This is great fun!  We hardly have to move and we see all kinds of stuff.  Look at that bank over there speckled white with violets.
And there to the right . . . that's an Oxalis, Wood sorrel.
Delicate pale pink flowers flare outward.
It doesn't all look the same, does it?  As we push on through the tangle of branches we see these Wood sorrel plants . . .
Is it a mutation or something different in the soil that makes those distinctive red lines on the leaves? Or could it just be a different variety.  Do you know? 
This next photo shows my favorite find today! 
Maidenhair fern (Adiantum pedatum) growing right amidst Jack-in-the-pulpits and bloodroot! 
Our day is good - and we have a ways to go before we get back to my garden so don't leave me yet.


rebecca said...

Your fungus looks like coral mushrooms, which, if they are what I think they are, are edible - and quite tasty raw, actually. I used to pick them to nibble on while walking in the woods in Ohio. Wood Sorrel leaves are also edible and have a sour taste. The kids at camp referred to them as "sour grass," for some reason. Sorry if you knew that already, but this was a yummy post!

Beyond My Garden said...

Rebecca, my kids and I ate "sour grass" regularly as the bright green clover-like plant with yellow flowers from our yard. I have eaten Wood sorrel and it tastes the same. That is interesting about the fungus, coral mushrooms I would like to try it but am a bit scared without you or another expert being right there to be sure I'm eating the right stuff. I might bring some back to the house to try with a witness to tell the hospital what it was. Thanks for the info.

RedPat said...

That was a lovely tour of the forest. This city girl quite enjoyed it!

JSK said...

I'm a little envious. Our Spring flowers are 'done' and we're starting to see the Summer flowers.
I'm always excited to see photos Paw Paw blooms. I found my first Paw Paw trees in the wild last weekend; they have sets fruit. I marked the spot; I'm going to be back next Spring for photos of the blooms.

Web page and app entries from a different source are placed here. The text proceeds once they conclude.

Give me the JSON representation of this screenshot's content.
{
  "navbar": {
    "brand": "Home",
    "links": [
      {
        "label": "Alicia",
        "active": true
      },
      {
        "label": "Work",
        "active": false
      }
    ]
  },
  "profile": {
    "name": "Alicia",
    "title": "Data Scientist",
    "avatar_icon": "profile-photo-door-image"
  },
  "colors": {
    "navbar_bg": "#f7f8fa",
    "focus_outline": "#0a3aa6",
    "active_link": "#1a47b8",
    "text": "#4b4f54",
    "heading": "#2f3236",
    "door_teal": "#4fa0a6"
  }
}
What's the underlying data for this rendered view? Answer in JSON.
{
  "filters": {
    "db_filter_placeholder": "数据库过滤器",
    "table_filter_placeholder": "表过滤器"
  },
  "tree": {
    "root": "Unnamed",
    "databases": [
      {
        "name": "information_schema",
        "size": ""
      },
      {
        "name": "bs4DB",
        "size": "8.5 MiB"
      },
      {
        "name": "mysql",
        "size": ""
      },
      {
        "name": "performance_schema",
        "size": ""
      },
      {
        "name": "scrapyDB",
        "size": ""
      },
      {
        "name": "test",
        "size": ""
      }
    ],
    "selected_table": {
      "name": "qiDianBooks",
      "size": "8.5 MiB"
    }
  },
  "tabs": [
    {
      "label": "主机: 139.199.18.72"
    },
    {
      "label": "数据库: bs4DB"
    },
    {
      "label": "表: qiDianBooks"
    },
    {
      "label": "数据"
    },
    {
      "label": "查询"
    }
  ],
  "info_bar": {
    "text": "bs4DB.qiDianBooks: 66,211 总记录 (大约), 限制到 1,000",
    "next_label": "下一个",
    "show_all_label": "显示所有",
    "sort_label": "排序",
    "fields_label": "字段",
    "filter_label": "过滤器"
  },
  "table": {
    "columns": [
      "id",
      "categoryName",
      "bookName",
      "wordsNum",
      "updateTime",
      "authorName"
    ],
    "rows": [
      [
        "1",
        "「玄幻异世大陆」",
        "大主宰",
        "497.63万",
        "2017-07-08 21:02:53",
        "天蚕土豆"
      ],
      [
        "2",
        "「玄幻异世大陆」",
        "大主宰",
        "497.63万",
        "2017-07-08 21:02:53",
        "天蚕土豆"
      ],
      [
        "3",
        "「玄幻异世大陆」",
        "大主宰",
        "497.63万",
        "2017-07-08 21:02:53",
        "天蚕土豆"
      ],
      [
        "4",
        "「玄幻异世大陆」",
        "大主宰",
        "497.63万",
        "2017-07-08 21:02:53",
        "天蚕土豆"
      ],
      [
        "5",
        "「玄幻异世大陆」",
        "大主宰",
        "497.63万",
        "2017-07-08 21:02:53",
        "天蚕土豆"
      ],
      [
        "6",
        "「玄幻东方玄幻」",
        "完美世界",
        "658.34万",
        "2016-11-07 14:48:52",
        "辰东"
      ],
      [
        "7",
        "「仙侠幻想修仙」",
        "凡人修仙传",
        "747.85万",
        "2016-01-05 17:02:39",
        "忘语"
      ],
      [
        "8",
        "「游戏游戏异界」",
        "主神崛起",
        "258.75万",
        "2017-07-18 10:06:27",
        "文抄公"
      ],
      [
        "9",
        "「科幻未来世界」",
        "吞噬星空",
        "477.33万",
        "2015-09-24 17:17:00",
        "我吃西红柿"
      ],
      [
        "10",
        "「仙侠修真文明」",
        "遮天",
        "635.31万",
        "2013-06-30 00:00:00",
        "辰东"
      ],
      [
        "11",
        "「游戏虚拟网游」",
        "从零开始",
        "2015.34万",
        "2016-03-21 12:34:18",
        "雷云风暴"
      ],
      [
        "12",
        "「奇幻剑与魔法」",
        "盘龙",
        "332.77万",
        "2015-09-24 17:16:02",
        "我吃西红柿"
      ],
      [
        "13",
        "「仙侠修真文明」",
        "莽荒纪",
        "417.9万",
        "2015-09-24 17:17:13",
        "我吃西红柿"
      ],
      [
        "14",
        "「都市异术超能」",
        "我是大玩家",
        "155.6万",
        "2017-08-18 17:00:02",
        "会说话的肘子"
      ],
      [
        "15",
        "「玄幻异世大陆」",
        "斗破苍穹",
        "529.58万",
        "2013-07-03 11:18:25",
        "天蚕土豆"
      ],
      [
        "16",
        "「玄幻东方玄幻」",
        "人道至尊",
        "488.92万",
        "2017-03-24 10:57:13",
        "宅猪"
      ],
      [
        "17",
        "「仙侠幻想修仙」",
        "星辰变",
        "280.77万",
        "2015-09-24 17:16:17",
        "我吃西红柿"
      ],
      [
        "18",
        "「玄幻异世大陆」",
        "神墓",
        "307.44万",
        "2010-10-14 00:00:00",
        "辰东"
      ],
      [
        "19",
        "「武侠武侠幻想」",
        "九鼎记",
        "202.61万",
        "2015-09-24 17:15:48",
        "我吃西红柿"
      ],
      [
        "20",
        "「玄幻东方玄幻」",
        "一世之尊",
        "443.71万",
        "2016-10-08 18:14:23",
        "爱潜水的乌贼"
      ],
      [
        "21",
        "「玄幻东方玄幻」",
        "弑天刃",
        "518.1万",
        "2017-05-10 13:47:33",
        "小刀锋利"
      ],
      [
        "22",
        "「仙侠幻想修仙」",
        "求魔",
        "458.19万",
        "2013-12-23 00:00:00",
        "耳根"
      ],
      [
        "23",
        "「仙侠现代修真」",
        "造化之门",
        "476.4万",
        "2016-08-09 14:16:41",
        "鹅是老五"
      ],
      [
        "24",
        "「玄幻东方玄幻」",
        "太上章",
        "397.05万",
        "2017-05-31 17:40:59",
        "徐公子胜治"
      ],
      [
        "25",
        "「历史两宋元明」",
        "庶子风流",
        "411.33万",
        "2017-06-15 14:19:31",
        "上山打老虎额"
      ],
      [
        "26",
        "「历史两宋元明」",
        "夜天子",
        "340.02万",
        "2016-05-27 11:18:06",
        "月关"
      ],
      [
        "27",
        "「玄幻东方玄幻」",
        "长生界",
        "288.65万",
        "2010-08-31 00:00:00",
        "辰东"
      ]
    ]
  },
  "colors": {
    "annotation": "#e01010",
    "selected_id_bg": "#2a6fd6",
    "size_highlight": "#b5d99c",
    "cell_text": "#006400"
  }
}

Simone said...

Your tour reminds me of how many little treasures there are everywhere we look!! Nature is truly amazing!!!